• What is being asked: The lines to copy are those with "trails" in them. Pull each one from the entries below.

[Data records for software interfaces]

- - - - - - -

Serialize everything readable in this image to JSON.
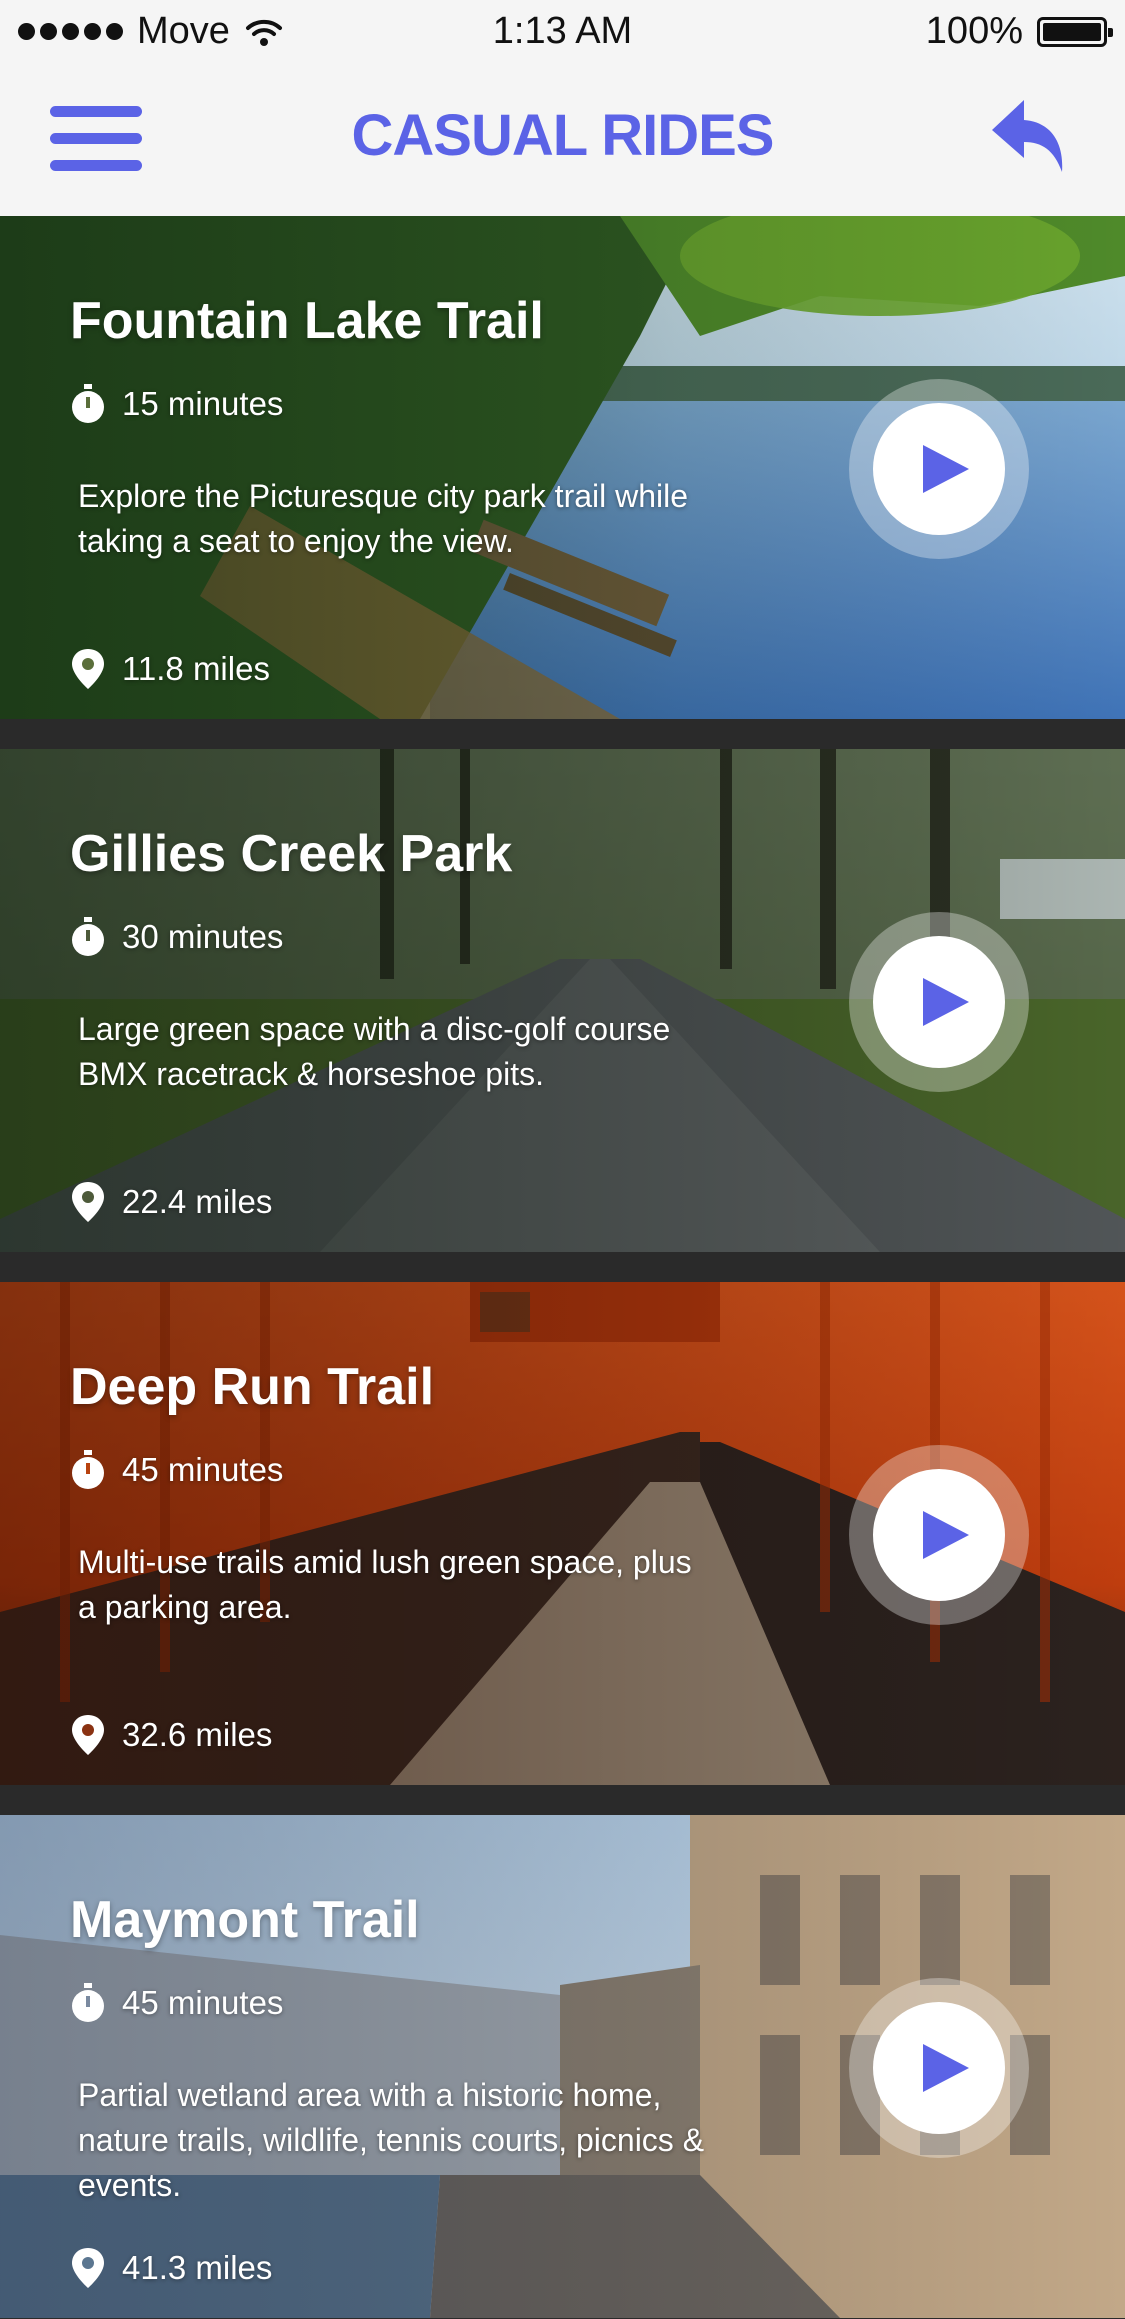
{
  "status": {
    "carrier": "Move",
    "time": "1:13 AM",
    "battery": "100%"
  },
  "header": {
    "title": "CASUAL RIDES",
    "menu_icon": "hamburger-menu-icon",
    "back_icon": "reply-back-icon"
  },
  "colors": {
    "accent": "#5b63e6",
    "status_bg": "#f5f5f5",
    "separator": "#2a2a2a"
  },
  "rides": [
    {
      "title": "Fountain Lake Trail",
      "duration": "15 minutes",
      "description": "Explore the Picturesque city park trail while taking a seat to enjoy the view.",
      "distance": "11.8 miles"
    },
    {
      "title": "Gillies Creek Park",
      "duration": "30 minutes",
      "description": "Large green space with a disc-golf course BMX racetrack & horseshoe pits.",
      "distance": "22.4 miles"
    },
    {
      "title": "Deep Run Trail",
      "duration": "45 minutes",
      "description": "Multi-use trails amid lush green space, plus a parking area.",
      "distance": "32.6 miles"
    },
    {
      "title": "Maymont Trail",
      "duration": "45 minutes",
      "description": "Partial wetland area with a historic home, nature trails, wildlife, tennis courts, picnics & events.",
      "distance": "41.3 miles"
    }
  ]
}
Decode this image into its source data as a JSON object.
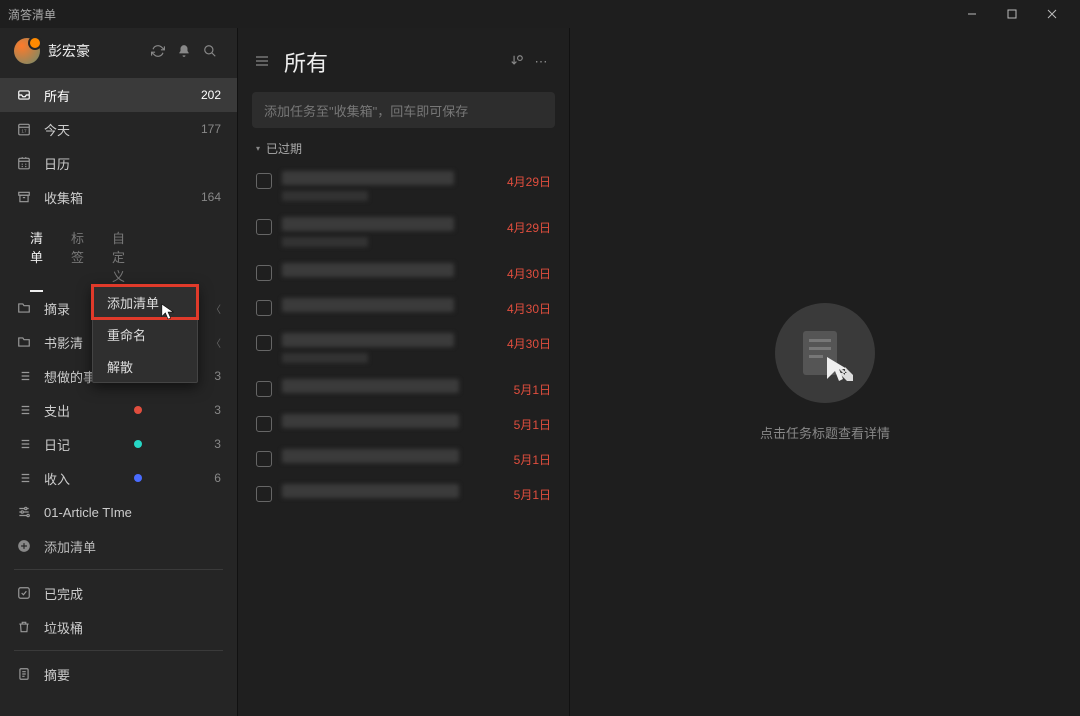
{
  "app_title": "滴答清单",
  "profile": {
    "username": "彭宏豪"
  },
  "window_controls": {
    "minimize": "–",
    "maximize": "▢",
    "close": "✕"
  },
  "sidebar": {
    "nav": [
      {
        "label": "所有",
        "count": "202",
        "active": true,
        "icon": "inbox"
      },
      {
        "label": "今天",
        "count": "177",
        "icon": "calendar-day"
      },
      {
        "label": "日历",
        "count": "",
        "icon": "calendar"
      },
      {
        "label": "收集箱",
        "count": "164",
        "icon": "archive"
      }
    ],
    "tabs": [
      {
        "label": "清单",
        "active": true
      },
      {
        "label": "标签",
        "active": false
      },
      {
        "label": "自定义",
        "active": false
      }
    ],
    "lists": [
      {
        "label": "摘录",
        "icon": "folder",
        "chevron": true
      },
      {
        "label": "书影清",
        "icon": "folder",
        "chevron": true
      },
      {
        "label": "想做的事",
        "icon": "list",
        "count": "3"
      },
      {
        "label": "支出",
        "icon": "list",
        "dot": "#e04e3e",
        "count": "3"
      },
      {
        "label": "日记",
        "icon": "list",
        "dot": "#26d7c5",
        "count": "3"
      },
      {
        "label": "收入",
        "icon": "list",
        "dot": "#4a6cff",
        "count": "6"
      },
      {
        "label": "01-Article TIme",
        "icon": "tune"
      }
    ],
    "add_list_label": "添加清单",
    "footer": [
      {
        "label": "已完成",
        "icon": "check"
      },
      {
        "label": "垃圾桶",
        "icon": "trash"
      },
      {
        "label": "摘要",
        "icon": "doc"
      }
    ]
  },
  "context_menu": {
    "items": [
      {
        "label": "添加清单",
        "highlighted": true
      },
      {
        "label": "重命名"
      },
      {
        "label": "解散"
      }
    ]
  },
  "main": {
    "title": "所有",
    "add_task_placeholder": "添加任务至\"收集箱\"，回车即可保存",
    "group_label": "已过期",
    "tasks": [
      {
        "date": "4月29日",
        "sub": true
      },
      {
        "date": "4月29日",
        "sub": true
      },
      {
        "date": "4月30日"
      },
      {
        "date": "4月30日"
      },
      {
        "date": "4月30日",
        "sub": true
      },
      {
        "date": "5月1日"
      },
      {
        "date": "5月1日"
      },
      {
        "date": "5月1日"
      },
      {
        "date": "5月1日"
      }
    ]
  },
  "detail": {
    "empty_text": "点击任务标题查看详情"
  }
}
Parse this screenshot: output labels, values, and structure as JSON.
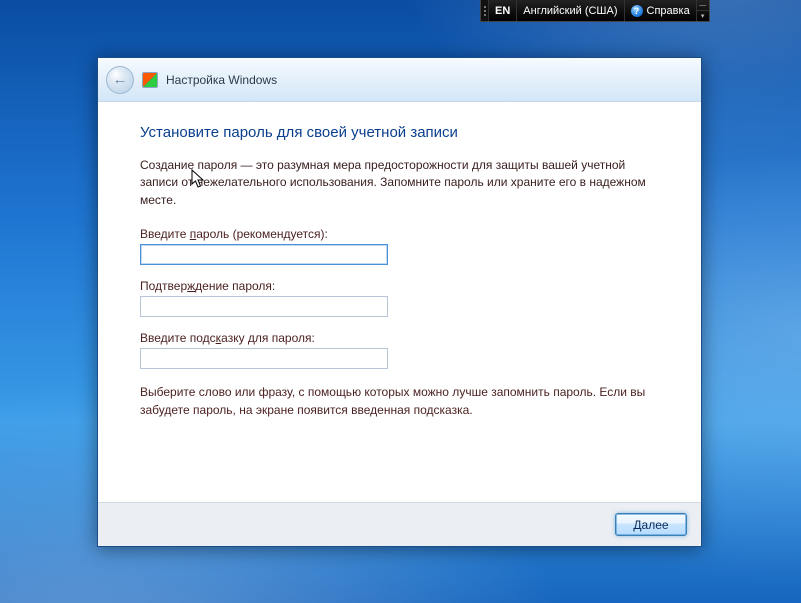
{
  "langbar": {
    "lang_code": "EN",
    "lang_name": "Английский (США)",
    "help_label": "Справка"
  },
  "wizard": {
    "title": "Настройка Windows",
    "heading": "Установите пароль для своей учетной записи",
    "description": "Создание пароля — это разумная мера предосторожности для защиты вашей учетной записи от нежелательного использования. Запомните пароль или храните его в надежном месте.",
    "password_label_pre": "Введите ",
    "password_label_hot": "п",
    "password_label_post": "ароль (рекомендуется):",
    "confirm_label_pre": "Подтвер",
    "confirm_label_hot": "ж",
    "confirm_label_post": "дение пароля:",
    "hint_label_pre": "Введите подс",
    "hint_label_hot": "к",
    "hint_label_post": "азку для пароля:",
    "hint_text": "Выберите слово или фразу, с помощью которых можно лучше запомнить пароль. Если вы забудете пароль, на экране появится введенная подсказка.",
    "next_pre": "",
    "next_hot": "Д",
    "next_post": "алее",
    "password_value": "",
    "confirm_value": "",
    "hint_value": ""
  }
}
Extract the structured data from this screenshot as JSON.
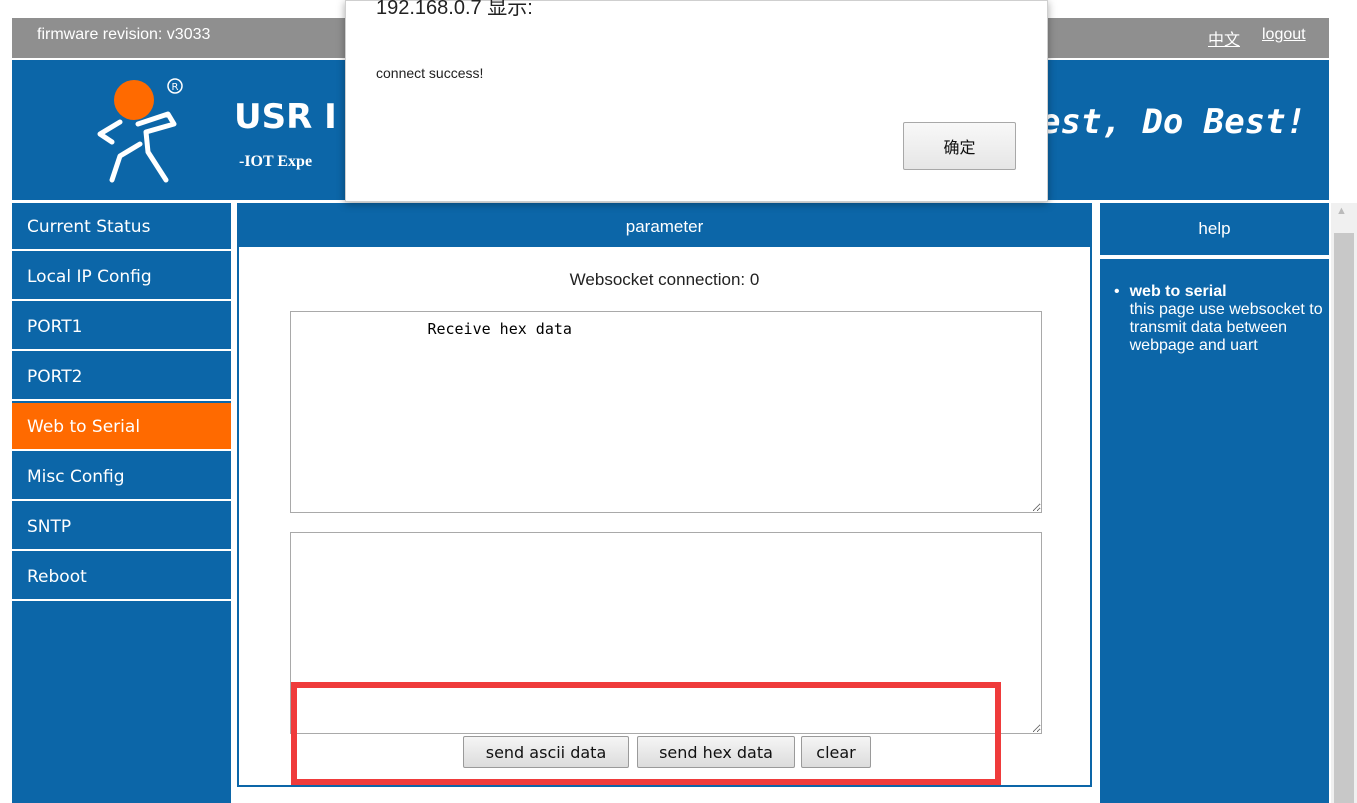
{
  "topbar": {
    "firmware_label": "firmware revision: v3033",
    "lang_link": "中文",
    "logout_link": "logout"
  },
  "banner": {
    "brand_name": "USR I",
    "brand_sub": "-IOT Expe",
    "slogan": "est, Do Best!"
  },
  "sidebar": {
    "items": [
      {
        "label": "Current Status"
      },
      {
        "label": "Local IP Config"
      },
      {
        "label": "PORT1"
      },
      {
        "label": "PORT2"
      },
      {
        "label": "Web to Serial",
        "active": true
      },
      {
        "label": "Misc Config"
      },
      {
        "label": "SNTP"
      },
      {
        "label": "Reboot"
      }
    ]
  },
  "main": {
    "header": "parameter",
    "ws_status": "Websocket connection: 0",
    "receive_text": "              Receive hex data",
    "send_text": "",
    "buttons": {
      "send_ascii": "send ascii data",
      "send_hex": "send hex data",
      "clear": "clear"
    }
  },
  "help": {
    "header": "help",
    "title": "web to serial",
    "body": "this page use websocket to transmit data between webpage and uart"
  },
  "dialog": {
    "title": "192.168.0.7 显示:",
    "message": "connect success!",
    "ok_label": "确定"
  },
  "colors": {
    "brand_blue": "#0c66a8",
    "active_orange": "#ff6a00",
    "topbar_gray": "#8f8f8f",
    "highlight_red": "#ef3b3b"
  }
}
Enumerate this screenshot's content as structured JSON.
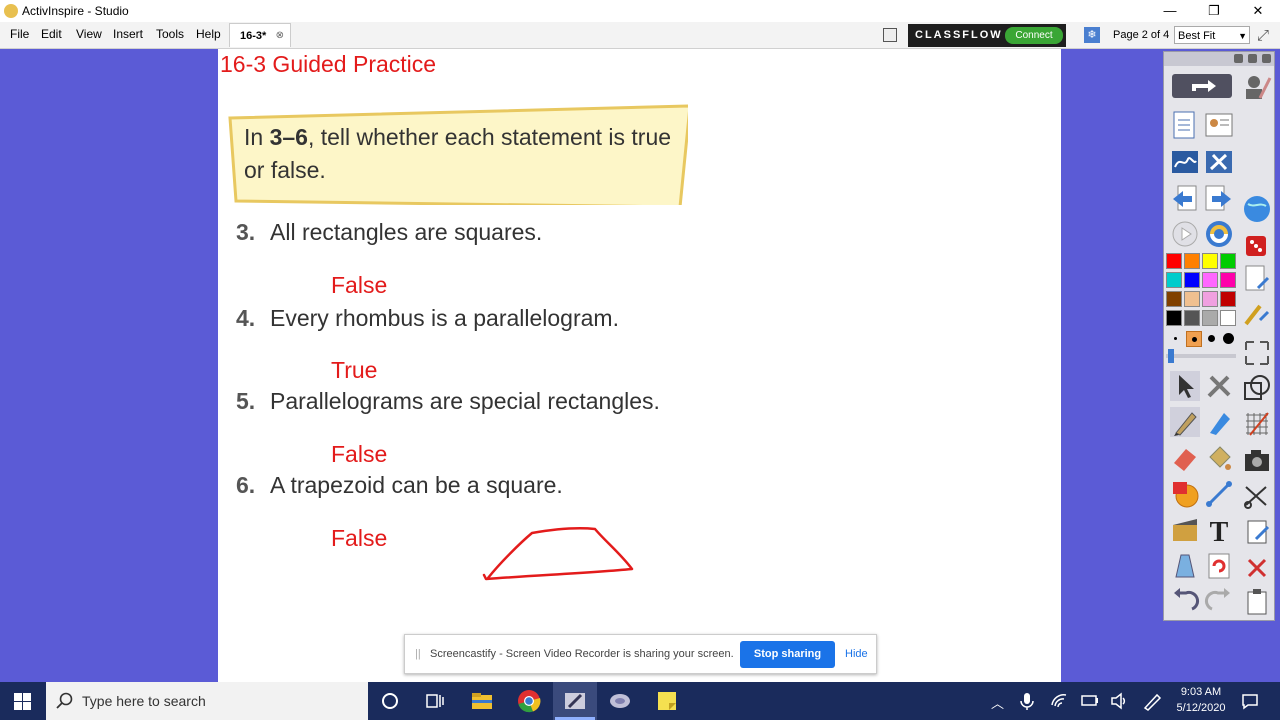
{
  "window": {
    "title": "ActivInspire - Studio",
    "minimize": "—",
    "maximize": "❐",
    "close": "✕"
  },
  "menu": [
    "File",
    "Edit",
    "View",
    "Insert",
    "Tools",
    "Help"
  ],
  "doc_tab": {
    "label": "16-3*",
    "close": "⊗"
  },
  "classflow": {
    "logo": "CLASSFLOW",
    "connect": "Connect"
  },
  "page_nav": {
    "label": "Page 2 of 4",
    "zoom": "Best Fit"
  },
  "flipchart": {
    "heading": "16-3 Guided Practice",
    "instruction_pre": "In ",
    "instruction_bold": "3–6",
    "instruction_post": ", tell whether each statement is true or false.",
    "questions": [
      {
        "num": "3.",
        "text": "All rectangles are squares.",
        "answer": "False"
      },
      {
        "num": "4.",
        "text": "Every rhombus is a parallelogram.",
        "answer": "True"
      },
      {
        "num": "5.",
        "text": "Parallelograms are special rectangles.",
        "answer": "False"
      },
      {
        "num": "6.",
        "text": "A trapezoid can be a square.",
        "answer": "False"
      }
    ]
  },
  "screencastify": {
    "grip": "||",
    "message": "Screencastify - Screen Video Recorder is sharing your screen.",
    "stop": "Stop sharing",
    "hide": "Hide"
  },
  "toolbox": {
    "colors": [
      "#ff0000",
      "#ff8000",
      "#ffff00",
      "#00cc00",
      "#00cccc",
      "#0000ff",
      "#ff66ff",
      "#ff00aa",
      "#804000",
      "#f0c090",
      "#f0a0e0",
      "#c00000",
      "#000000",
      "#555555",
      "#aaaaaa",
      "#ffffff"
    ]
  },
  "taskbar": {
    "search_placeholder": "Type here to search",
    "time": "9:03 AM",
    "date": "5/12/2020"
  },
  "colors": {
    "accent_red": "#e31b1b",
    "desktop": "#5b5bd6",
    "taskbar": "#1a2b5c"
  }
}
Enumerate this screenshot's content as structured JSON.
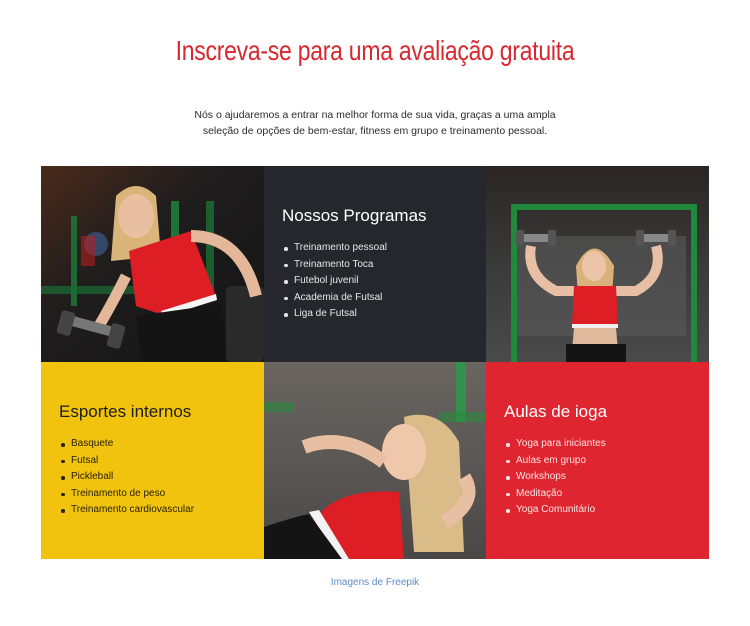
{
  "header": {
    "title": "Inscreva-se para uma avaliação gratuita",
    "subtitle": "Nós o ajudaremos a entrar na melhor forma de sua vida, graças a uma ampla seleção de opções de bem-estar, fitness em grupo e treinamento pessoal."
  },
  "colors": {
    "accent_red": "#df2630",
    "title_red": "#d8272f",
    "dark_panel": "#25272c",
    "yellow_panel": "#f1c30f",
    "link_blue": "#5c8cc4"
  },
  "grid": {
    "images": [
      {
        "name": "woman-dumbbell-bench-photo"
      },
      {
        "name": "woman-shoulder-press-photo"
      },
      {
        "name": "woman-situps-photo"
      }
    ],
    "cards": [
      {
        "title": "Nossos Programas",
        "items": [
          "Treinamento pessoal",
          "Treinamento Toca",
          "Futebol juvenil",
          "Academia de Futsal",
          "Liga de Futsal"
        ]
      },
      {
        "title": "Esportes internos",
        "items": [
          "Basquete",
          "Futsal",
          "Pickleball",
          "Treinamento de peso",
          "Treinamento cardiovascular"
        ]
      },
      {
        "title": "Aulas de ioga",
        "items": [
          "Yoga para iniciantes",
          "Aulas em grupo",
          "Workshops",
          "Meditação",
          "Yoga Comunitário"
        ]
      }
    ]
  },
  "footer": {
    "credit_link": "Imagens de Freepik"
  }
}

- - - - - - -

• Written solution:
      "description": "Multi-use trails amid lush green space, plus a parking area.",
      "description": "Partial wetland area with a historic home, nature trails, wildlife, tennis courts, picnics & events.",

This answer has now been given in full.